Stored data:
====

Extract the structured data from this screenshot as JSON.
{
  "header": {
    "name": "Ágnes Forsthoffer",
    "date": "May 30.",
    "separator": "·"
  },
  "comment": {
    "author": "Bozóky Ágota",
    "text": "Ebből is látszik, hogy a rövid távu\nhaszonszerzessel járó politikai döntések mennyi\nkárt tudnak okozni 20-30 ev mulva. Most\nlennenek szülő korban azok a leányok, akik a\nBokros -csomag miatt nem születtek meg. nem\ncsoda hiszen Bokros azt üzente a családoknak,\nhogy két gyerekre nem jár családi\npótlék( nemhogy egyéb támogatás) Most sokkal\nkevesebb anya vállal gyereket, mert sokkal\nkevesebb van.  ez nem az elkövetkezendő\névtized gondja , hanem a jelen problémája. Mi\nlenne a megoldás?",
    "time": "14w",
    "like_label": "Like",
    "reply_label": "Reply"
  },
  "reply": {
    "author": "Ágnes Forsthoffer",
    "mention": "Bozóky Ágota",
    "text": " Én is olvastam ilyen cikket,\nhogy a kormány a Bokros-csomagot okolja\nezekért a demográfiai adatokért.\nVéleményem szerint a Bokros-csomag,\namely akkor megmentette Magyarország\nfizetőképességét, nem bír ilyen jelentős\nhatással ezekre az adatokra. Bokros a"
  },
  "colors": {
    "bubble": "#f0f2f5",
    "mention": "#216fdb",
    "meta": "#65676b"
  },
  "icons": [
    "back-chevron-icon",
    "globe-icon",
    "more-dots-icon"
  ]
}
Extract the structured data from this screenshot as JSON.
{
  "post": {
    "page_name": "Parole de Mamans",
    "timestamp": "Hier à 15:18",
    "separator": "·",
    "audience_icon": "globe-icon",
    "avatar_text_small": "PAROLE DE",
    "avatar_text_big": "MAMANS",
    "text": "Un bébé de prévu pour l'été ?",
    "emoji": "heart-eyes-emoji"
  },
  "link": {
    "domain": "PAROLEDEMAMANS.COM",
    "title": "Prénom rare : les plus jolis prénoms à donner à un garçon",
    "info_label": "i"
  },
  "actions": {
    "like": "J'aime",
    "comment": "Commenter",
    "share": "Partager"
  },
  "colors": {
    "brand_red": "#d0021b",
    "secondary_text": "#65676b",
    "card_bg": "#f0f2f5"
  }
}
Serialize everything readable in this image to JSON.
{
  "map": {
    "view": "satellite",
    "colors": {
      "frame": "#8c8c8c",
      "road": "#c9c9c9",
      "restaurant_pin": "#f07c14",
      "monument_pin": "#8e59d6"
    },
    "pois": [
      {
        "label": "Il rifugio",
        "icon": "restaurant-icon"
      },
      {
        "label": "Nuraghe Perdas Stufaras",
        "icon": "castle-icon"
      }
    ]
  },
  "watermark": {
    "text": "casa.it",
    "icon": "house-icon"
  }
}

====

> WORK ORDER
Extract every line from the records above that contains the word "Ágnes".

> ANSWER TO THIS PROBLEM
    "name": "Ágnes Forsthoffer",
    "author": "Ágnes Forsthoffer",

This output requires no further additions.